BEGIN AVAILABLE RECORDS
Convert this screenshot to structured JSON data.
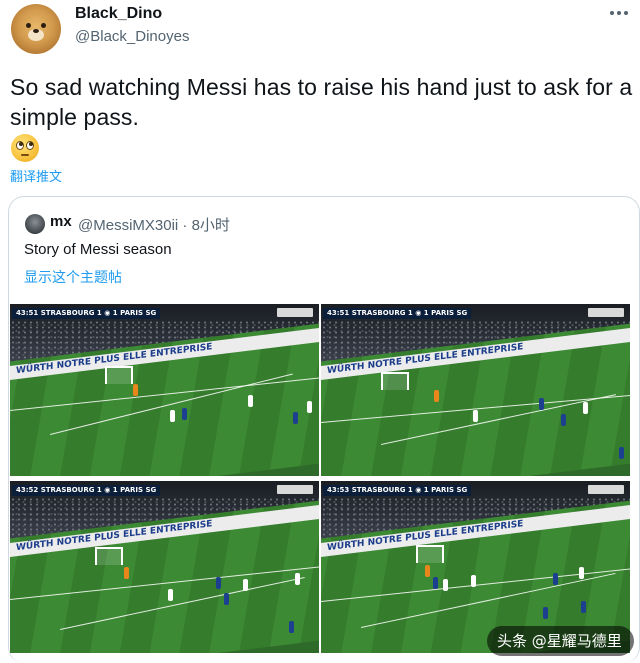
{
  "tweet": {
    "display_name": "Black_Dino",
    "handle": "@Black_Dinoyes",
    "text": "So sad watching Messi has to raise his hand just to ask for a simple pass.",
    "emoji": "face-with-rolling-eyes",
    "translate_label": "翻译推文",
    "more_icon": "more-horizontal-icon"
  },
  "quote": {
    "display_name": "mx",
    "handle": "@MessiMX30ii · 8小时",
    "text": "Story of Messi season",
    "show_thread_label": "显示这个主题帖",
    "frames": [
      {
        "scoreboard": "43:51  STRASBOURG 1 ◉ 1 PARIS SG",
        "ad_board": "WÜRTH    NOTRE PLUS  ELLE ENTREPRISE"
      },
      {
        "scoreboard": "43:51  STRASBOURG 1 ◉ 1 PARIS SG",
        "ad_board": "WÜRTH    NOTRE PLUS  ELLE ENTREPRISE"
      },
      {
        "scoreboard": "43:52  STRASBOURG 1 ◉ 1 PARIS SG",
        "ad_board": "WÜRTH    NOTRE PLUS  ELLE ENTREPRISE"
      },
      {
        "scoreboard": "43:53  STRASBOURG 1 ◉ 1 PARIS SG",
        "ad_board": "WÜRTH    NOTRE PLUS  ELLE ENTREPRISE"
      }
    ]
  },
  "watermark": {
    "text": "头条 @星耀马德里"
  },
  "colors": {
    "link": "#1d9bf0",
    "secondary_text": "#536471",
    "border": "#cfd9de"
  }
}
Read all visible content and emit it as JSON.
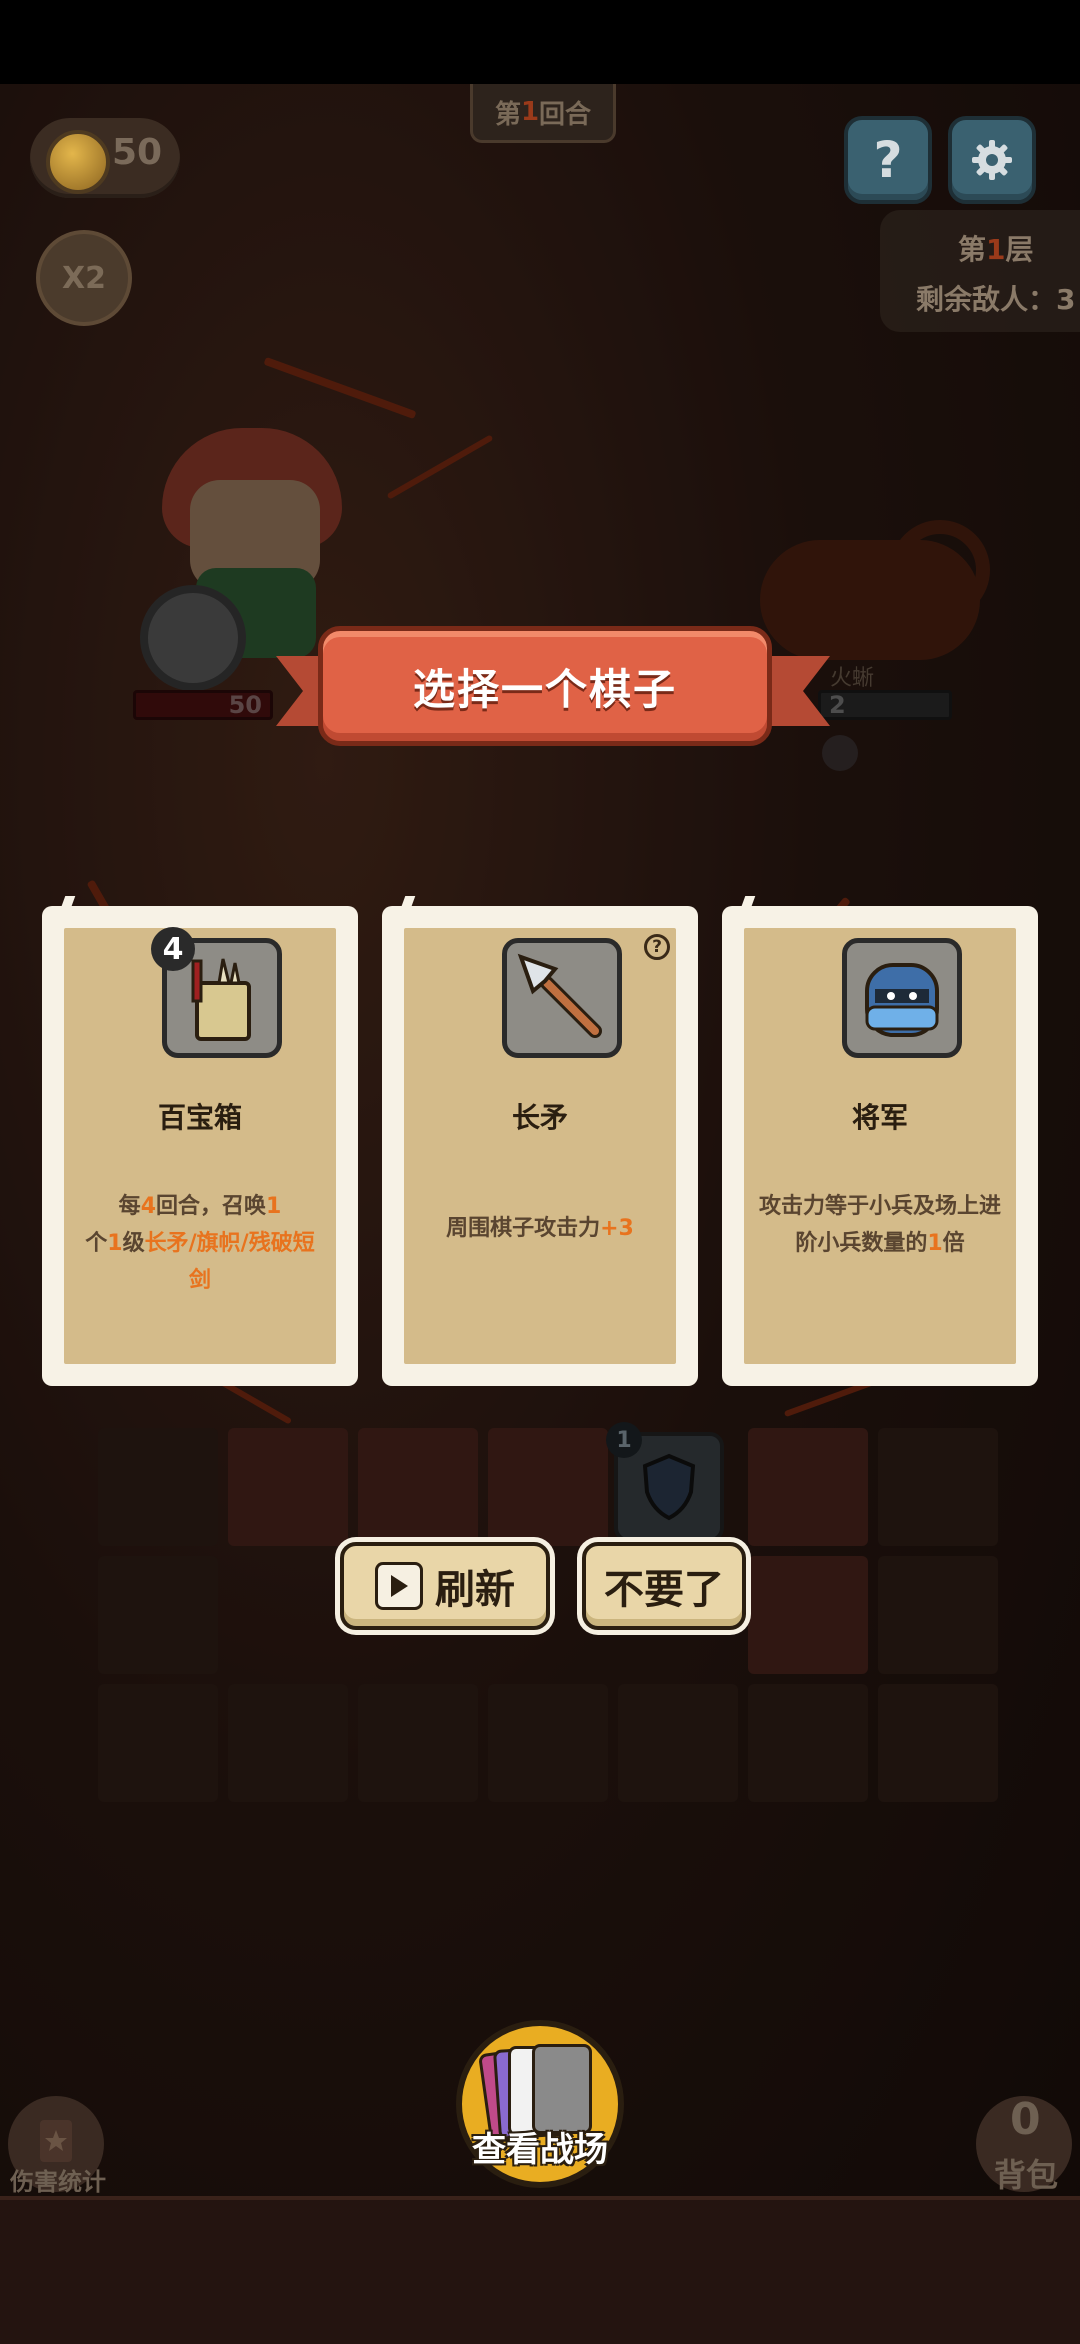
{
  "hud": {
    "coins": "50",
    "speed": "X2",
    "round_prefix": "第",
    "round_number": "1",
    "round_suffix": "回合",
    "help_label": "?",
    "floor_prefix": "第",
    "floor_number": "1",
    "floor_suffix": "层",
    "enemies_left": "剩余敌人：3"
  },
  "battle": {
    "hero_hp": "50",
    "enemy_name": "火蜥",
    "enemy_value": "2"
  },
  "dialog": {
    "title": "选择一个棋子",
    "cards": [
      {
        "level": "4",
        "name": "百宝箱",
        "desc_parts": [
          "每",
          "4",
          "回合，召唤",
          "1",
          "个",
          "1",
          "级",
          "长矛/旗帜/残破短剑"
        ]
      },
      {
        "name": "长矛",
        "help": "?",
        "desc_parts": [
          "周围棋子攻击力",
          "+3"
        ]
      },
      {
        "name": "将军",
        "desc_parts": [
          "攻击力等于小兵及场上进阶小兵数量的",
          "1",
          "倍"
        ]
      }
    ],
    "refresh_label": "刷新",
    "skip_label": "不要了"
  },
  "board": {
    "piece_level": "1"
  },
  "bottom": {
    "damage_stats_label": "伤害统计",
    "view_battlefield_label": "查看战场",
    "backpack_count": "0",
    "backpack_label": "背包"
  },
  "colors": {
    "banner": "#e06246",
    "card_bg": "#d4bb8a",
    "highlight": "#e8731e",
    "button": "#e9d6a8",
    "battle_button": "#e9ad22"
  }
}
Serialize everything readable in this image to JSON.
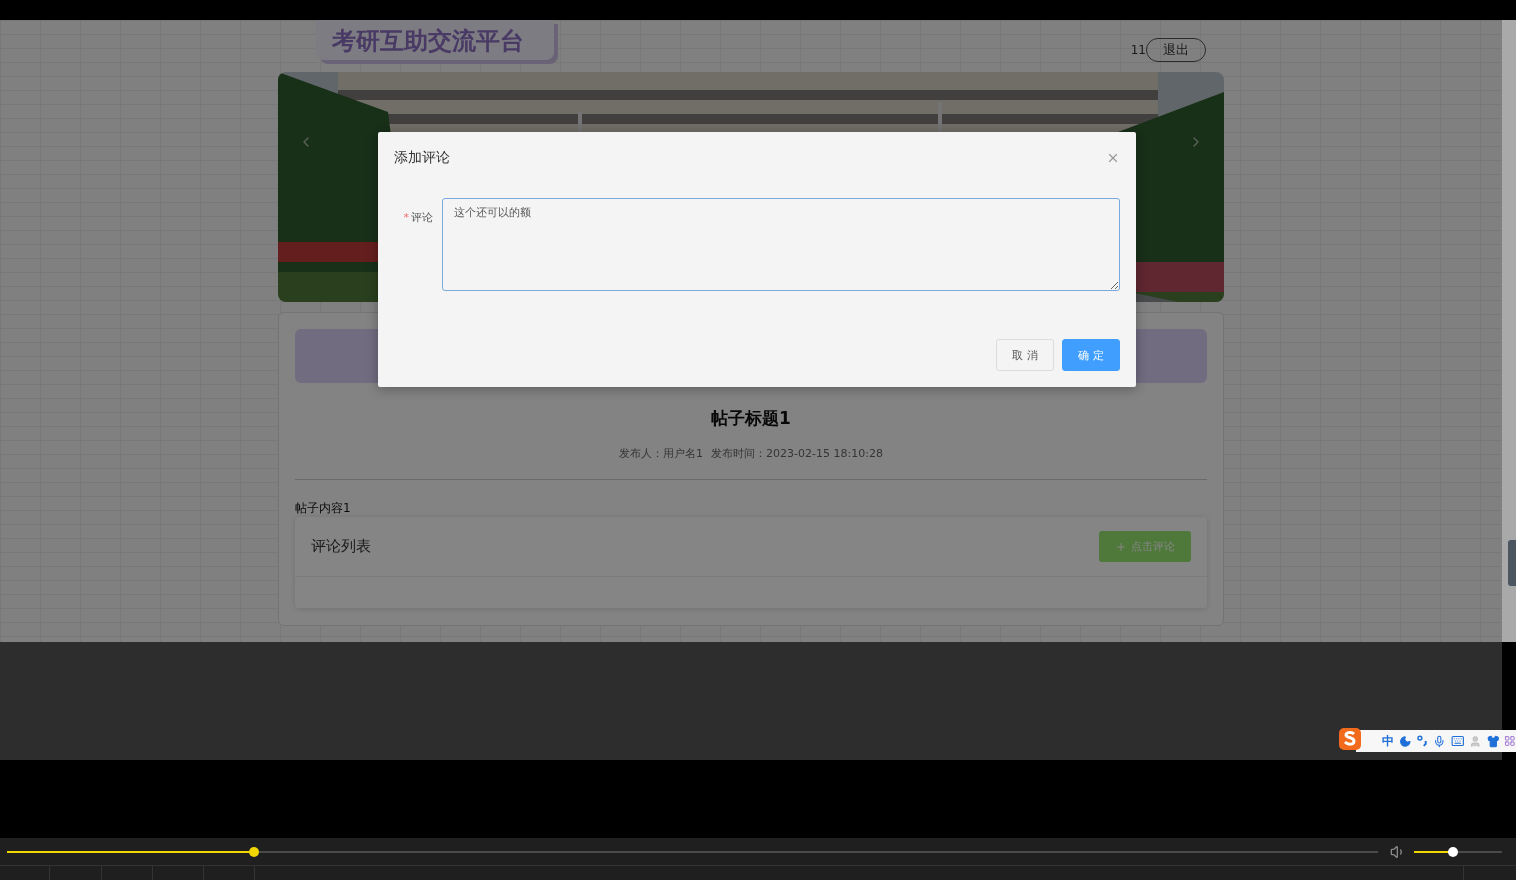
{
  "header": {
    "logo": "考研互助交流平台",
    "user": "11",
    "logout": "退出"
  },
  "post": {
    "title": "帖子标题1",
    "author": "发布人：用户名1",
    "time": "发布时间：2023-02-15 18:10:28",
    "content": "帖子内容1",
    "comments_title": "评论列表",
    "comment_button": "点击评论"
  },
  "dialog": {
    "title": "添加评论",
    "field_label": "评论",
    "required_mark": "*",
    "value": "这个还可以的额",
    "buttons": [
      {
        "label": "取 消",
        "kind": "default"
      },
      {
        "label": "确 定",
        "kind": "primary"
      }
    ]
  },
  "ime_toolbar": {
    "mode": "中"
  },
  "player": {
    "progress": {
      "level": 0.18
    },
    "volume": {
      "level": 0.44
    }
  }
}
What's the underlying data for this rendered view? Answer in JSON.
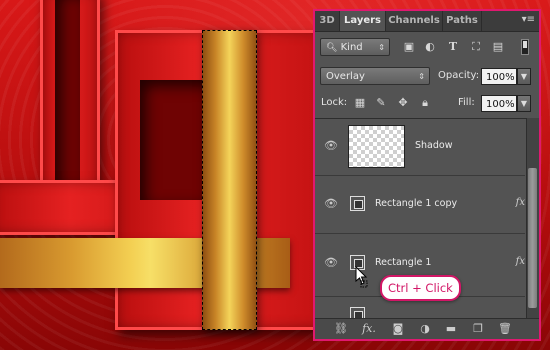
{
  "panel": {
    "tabs": [
      {
        "label": "3D",
        "active": false
      },
      {
        "label": "Layers",
        "active": true
      },
      {
        "label": "Channels",
        "active": false
      },
      {
        "label": "Paths",
        "active": false
      }
    ],
    "filter_kind": "Kind",
    "blend_mode": "Overlay",
    "opacity_label": "Opacity:",
    "opacity_value": "100%",
    "lock_label": "Lock:",
    "fill_label": "Fill:",
    "fill_value": "100%",
    "layers": [
      {
        "name": "Shadow",
        "has_fx": false,
        "thumbnail": "transparent-checker"
      },
      {
        "name": "Rectangle 1 copy",
        "has_fx": true,
        "fx_label": "fx",
        "thumbnail": "shape-icon"
      },
      {
        "name": "Rectangle 1",
        "has_fx": true,
        "fx_label": "fx",
        "thumbnail": "shape-icon"
      }
    ]
  },
  "tooltip": {
    "text": "Ctrl + Click"
  },
  "colors": {
    "highlight": "#d21666",
    "panel_bg": "#535353",
    "canvas_red": "#c81010",
    "ribbon_gold": "#f3cf52"
  },
  "icons": {
    "filter": [
      "pixel-filter-icon",
      "adjustment-filter-icon",
      "type-filter-icon",
      "shape-filter-icon",
      "smart-object-filter-icon"
    ],
    "lock": [
      "lock-transparent-icon",
      "lock-image-icon",
      "lock-position-icon",
      "lock-all-icon"
    ],
    "footer": [
      "link-layers-icon",
      "add-fx-icon",
      "add-mask-icon",
      "new-adjustment-icon",
      "new-group-icon",
      "new-layer-icon",
      "delete-layer-icon"
    ]
  }
}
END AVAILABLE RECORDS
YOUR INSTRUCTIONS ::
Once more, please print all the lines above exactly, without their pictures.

FINISHED TASK ::
Convert this screenshot to structured JSON data.
{
  "tweet": {
    "display_name": "Black_Dino",
    "handle": "@Black_Dinoyes",
    "text": "So sad watching Messi has to raise his hand just to ask for a simple pass.",
    "emoji": "face-with-rolling-eyes",
    "translate_label": "翻译推文",
    "more_icon": "more-horizontal-icon"
  },
  "quote": {
    "display_name": "mx",
    "handle": "@MessiMX30ii · 8小时",
    "text": "Story of Messi season",
    "show_thread_label": "显示这个主题帖",
    "frames": [
      {
        "scoreboard": "43:51  STRASBOURG 1 ◉ 1 PARIS SG",
        "ad_board": "WÜRTH    NOTRE PLUS  ELLE ENTREPRISE"
      },
      {
        "scoreboard": "43:51  STRASBOURG 1 ◉ 1 PARIS SG",
        "ad_board": "WÜRTH    NOTRE PLUS  ELLE ENTREPRISE"
      },
      {
        "scoreboard": "43:52  STRASBOURG 1 ◉ 1 PARIS SG",
        "ad_board": "WÜRTH    NOTRE PLUS  ELLE ENTREPRISE"
      },
      {
        "scoreboard": "43:53  STRASBOURG 1 ◉ 1 PARIS SG",
        "ad_board": "WÜRTH    NOTRE PLUS  ELLE ENTREPRISE"
      }
    ]
  },
  "watermark": {
    "text": "头条 @星耀马德里"
  },
  "colors": {
    "link": "#1d9bf0",
    "secondary_text": "#536471",
    "border": "#cfd9de"
  }
}
Read all visible content and emit it as JSON.
{
  "hud": {
    "coins": "50",
    "speed": "X2",
    "round_prefix": "第",
    "round_number": "1",
    "round_suffix": "回合",
    "help_label": "?",
    "floor_prefix": "第",
    "floor_number": "1",
    "floor_suffix": "层",
    "enemies_left": "剩余敌人：3"
  },
  "battle": {
    "hero_hp": "50",
    "enemy_name": "火蜥",
    "enemy_value": "2"
  },
  "dialog": {
    "title": "选择一个棋子",
    "cards": [
      {
        "level": "4",
        "name": "百宝箱",
        "desc_parts": [
          "每",
          "4",
          "回合，召唤",
          "1",
          "个",
          "1",
          "级",
          "长矛/旗帜/残破短剑"
        ]
      },
      {
        "name": "长矛",
        "help": "?",
        "desc_parts": [
          "周围棋子攻击力",
          "+3"
        ]
      },
      {
        "name": "将军",
        "desc_parts": [
          "攻击力等于小兵及场上进阶小兵数量的",
          "1",
          "倍"
        ]
      }
    ],
    "refresh_label": "刷新",
    "skip_label": "不要了"
  },
  "board": {
    "piece_level": "1"
  },
  "bottom": {
    "damage_stats_label": "伤害统计",
    "view_battlefield_label": "查看战场",
    "backpack_count": "0",
    "backpack_label": "背包"
  },
  "colors": {
    "banner": "#e06246",
    "card_bg": "#d4bb8a",
    "highlight": "#e8731e",
    "button": "#e9d6a8",
    "battle_button": "#e9ad22"
  }
}
Serialize everything readable in this image to JSON.
{
  "header": {
    "logo": "考研互助交流平台",
    "user": "11",
    "logout": "退出"
  },
  "post": {
    "title": "帖子标题1",
    "author": "发布人：用户名1",
    "time": "发布时间：2023-02-15 18:10:28",
    "content": "帖子内容1",
    "comments_title": "评论列表",
    "comment_button": "点击评论"
  },
  "dialog": {
    "title": "添加评论",
    "field_label": "评论",
    "required_mark": "*",
    "value": "这个还可以的额",
    "buttons": [
      {
        "label": "取 消",
        "kind": "default"
      },
      {
        "label": "确 定",
        "kind": "primary"
      }
    ]
  },
  "ime_toolbar": {
    "mode": "中"
  },
  "player": {
    "progress": {
      "level": 0.18
    },
    "volume": {
      "level": 0.44
    }
  }
}
What's the underlying data for this rendered view? Answer in JSON.
{
  "panel": {
    "tabs": [
      {
        "label": "3D",
        "active": false
      },
      {
        "label": "Layers",
        "active": true
      },
      {
        "label": "Channels",
        "active": false
      },
      {
        "label": "Paths",
        "active": false
      }
    ],
    "filter_kind": "Kind",
    "blend_mode": "Overlay",
    "opacity_label": "Opacity:",
    "opacity_value": "100%",
    "lock_label": "Lock:",
    "fill_label": "Fill:",
    "fill_value": "100%",
    "layers": [
      {
        "name": "Shadow",
        "has_fx": false,
        "thumbnail": "transparent-checker"
      },
      {
        "name": "Rectangle 1 copy",
        "has_fx": true,
        "fx_label": "fx",
        "thumbnail": "shape-icon"
      },
      {
        "name": "Rectangle 1",
        "has_fx": true,
        "fx_label": "fx",
        "thumbnail": "shape-icon"
      }
    ]
  },
  "tooltip": {
    "text": "Ctrl + Click"
  },
  "colors": {
    "highlight": "#d21666",
    "panel_bg": "#535353",
    "canvas_red": "#c81010",
    "ribbon_gold": "#f3cf52"
  },
  "icons": {
    "filter": [
      "pixel-filter-icon",
      "adjustment-filter-icon",
      "type-filter-icon",
      "shape-filter-icon",
      "smart-object-filter-icon"
    ],
    "lock": [
      "lock-transparent-icon",
      "lock-image-icon",
      "lock-position-icon",
      "lock-all-icon"
    ],
    "footer": [
      "link-layers-icon",
      "add-fx-icon",
      "add-mask-icon",
      "new-adjustment-icon",
      "new-group-icon",
      "new-layer-icon",
      "delete-layer-icon"
    ]
  }
}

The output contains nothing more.